I have been reading a lot recently about the ethics of design.
These authors make some good points about how designers should be using our problem solving skills to solve some of the bigger problems in the world rather than another app which solves yet another first world problem. Or how we should make sure that we do not use dark patterns within our designs. Or even the fact that if we are very good at our jobs and reduce all the friction and make using these apps and sites so easy and totally frictionless we end up making it too easy for people to lose hours scrolling and watching cat videos.
This is all well and good but I think there are a couple of problems with these arguments.
"I doubt if any designer truly wants to do any of these things or thinks they are good design"
So yes we should be using our problem solving skills to make the world a better place but we also need to make a living. The likelihood that you can find a job working on the really big questions is slim, however there is nothing to stop you at least working for a company you believe in.

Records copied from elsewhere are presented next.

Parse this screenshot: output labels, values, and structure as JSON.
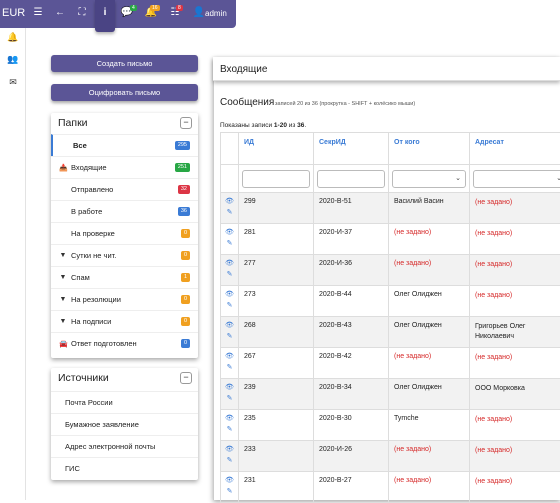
{
  "topbar": {
    "brand": "EUR",
    "icons": [
      "menu-icon",
      "arrow-left-icon",
      "fullscreen-icon",
      "info-icon",
      "comment-icon",
      "bell-icon",
      "tasks-icon",
      "user-icon"
    ],
    "badges": {
      "comments": "4",
      "bell": "16",
      "tasks": "8"
    },
    "user": "admin"
  },
  "leftstrip": {
    "icons": [
      "bell-icon",
      "users-icon",
      "envelope-icon"
    ]
  },
  "buttons": {
    "create": "Создать письмо",
    "digitize": "Оцифровать письмо"
  },
  "folders": {
    "title": "Папки",
    "collapse": "−",
    "items": [
      {
        "label": "Все",
        "count": "295",
        "color": "#3a7bd5",
        "icon": ""
      },
      {
        "label": "Входящие",
        "count": "251",
        "color": "#28a745",
        "icon": "inbox-icon"
      },
      {
        "label": "Отправлено",
        "count": "32",
        "color": "#dc3545",
        "icon": ""
      },
      {
        "label": "В работе",
        "count": "36",
        "color": "#3a7bd5",
        "icon": ""
      },
      {
        "label": "На проверке",
        "count": "0",
        "color": "#f0a020",
        "icon": ""
      },
      {
        "label": "Сутки не чит.",
        "count": "0",
        "color": "#f0a020",
        "icon": "filter-icon"
      },
      {
        "label": "Спам",
        "count": "1",
        "color": "#f0a020",
        "icon": "filter-icon"
      },
      {
        "label": "На резолюции",
        "count": "0",
        "color": "#f0a020",
        "icon": "filter-icon"
      },
      {
        "label": "На подписи",
        "count": "0",
        "color": "#f0a020",
        "icon": "filter-icon"
      },
      {
        "label": "Ответ подготовлен",
        "count": "0",
        "color": "#3a7bd5",
        "icon": "car-icon"
      }
    ]
  },
  "sources": {
    "title": "Источники",
    "collapse": "−",
    "items": [
      "Почта России",
      "Бумажное заявление",
      "Адрес электронной почты",
      "ГИС"
    ]
  },
  "main": {
    "header": "Входящие",
    "section_title": "Сообщения",
    "section_hint": "записей 20 из 36 (прокрутка - SHIFT + колёсико мыши)",
    "shown_prefix": "Показаны записи ",
    "shown_range": "1-20",
    "shown_mid": " из ",
    "shown_total": "36",
    "shown_suffix": ".",
    "columns": [
      "ИД",
      "СекрИД",
      "От кого",
      "Адресат"
    ],
    "rows": [
      {
        "id": "299",
        "secret": "2020-В-51",
        "from": "Василий Васин",
        "to": "(не задано)",
        "from_red": false,
        "to_red": true
      },
      {
        "id": "281",
        "secret": "2020-И-37",
        "from": "(не задано)",
        "to": "(не задано)",
        "from_red": true,
        "to_red": true
      },
      {
        "id": "277",
        "secret": "2020-И-36",
        "from": "(не задано)",
        "to": "(не задано)",
        "from_red": true,
        "to_red": true
      },
      {
        "id": "273",
        "secret": "2020-В-44",
        "from": "Олег Олиджен",
        "to": "(не задано)",
        "from_red": false,
        "to_red": true
      },
      {
        "id": "268",
        "secret": "2020-В-43",
        "from": "Олег Олиджен",
        "to": "Григорьев Олег Николаевич",
        "from_red": false,
        "to_red": false
      },
      {
        "id": "267",
        "secret": "2020-В-42",
        "from": "(не задано)",
        "to": "(не задано)",
        "from_red": true,
        "to_red": true
      },
      {
        "id": "239",
        "secret": "2020-В-34",
        "from": "Олег Олиджен",
        "to": "ООО Морковка",
        "from_red": false,
        "to_red": false
      },
      {
        "id": "235",
        "secret": "2020-В-30",
        "from": "Tymche",
        "to": "(не задано)",
        "from_red": false,
        "to_red": true
      },
      {
        "id": "233",
        "secret": "2020-И-26",
        "from": "(не задано)",
        "to": "(не задано)",
        "from_red": true,
        "to_red": true
      },
      {
        "id": "231",
        "secret": "2020-В-27",
        "from": "(не задано)",
        "to": "(не задано)",
        "from_red": true,
        "to_red": true
      }
    ]
  }
}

My last company allowed commuters in America to buy train tickets and then use the ticket on their phone. It does not sound that big a deal but think of the environmental good this is doing - no more paper tickets; think about how much more accessible this will make travelling for someone with an issue which would make using the ticket machines difficult; and think about the poor New York commuters who can queue for up to an hour every morning just to buy their tickets from these difficult machines - they can buy their ticket from the comfort of their home and have an extra hour in bed.

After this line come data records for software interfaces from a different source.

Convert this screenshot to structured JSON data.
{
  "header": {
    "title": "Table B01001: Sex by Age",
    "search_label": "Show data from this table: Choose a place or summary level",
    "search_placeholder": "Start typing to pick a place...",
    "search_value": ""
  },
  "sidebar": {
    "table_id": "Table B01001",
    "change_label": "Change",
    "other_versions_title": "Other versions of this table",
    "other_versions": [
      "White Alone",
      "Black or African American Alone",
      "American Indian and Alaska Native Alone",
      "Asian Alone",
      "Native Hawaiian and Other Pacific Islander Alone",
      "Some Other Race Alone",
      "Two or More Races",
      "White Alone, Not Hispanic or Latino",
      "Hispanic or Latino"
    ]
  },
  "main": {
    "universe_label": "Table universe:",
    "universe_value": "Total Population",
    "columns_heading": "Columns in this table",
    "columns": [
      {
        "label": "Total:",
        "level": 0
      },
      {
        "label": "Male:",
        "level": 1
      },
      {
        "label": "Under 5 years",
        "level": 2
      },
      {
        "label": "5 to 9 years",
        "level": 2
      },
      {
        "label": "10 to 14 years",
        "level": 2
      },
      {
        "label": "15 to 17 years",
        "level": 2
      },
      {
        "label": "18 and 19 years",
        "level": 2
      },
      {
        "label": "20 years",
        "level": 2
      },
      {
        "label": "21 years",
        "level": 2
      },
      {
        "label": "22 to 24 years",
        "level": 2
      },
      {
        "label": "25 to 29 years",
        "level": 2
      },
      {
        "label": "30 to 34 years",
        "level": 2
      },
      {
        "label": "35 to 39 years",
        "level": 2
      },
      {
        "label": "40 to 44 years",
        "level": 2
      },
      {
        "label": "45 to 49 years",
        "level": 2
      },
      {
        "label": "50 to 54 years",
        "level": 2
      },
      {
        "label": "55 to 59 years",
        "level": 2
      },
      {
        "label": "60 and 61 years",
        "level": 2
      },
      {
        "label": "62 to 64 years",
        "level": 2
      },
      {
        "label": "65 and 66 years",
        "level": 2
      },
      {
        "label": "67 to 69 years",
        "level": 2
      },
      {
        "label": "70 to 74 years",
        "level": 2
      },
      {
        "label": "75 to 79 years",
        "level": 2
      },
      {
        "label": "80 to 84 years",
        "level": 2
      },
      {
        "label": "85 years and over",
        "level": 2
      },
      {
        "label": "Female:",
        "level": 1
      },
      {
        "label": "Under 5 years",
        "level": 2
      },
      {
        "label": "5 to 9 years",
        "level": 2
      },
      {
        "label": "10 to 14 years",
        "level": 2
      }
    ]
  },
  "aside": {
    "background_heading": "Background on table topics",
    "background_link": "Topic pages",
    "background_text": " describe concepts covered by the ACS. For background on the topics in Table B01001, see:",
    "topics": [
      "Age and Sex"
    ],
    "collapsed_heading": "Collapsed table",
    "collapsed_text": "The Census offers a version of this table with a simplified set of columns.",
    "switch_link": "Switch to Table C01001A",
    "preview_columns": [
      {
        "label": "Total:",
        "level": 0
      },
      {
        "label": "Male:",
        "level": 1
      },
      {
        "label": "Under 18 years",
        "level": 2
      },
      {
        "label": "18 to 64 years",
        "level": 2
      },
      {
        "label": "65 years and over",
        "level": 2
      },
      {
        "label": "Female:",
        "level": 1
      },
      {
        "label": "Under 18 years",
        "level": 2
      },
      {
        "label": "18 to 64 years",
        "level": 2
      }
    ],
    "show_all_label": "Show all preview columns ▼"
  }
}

My current company sell sports equipment and clothing with a deep belief that everyone should be able to enjoy sport for the best price possible. I love running and know how good it can be for your mind and body and so truly believe that anything we can do to help more people engage with sport the better.
Then there is the issue of dark patterns, that thing where we make it hard for you to delete your account, or make it impossible to use the site without signing up for a newsletter that you do not want, or even that endless scroll.

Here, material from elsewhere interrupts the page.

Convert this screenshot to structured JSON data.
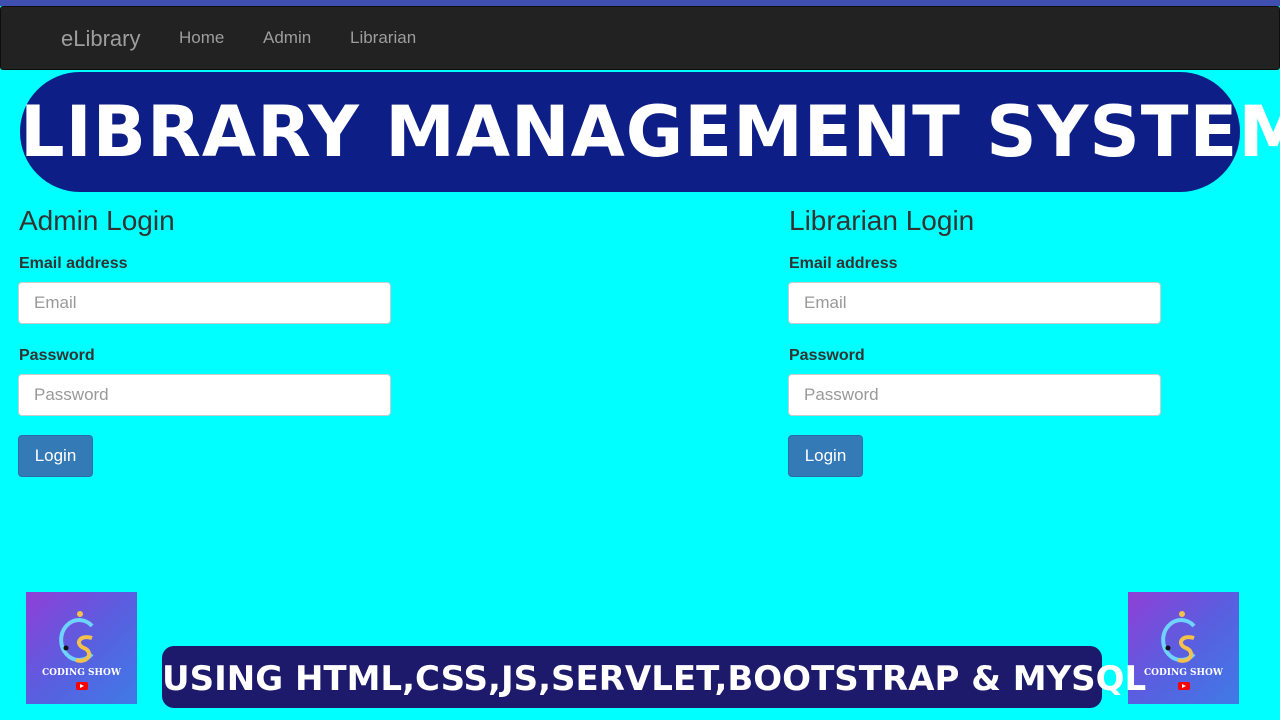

I doubt if any designer truly wants to do any of these things or thinks they are good design, but again we still need to make a living and some companies really do not understand why these designs are bad and will back fire on them. If you are asked to design dark patterns and you cannot educate your company against doing that then you need to look for a new job.
So I would argue that if we created a code of ethics for design, then our employers also need to sign up for it too. As a designer in a company working as part of a team there are often far more things at play than what the designer has done. I have had work changed by the product owner without even talking to me about it because they think there is a small problem which could be easily fixed by XYZ even if there are other things to consider.
I can argue until I am blue in the face, but I only have so much power and if we do not have the time or budget my designs may well be amended, sometimes without my knowledge, and there is not much I can do about it.
After all I cannot just refuse to work on something because I do not agree with what my stakeholders or project owner are asking for. It is going to happen whether I agree or not, unless I can convince them that it really is a bad idea. It is more likely that they will want to test it, so then I have to do two designs - the one I have faith in and the one that they want. Then just pray my design wins.
So while we can work as ethically as possible, for this to truly work we need our employers to sign up too. Seeing as some companies are still working out what UX is and how it can help them I cannot see this happening any time soon. I hope this is different within companies who actually have Heads of Design on the Board, but it would not surprise me to find they have the same problems.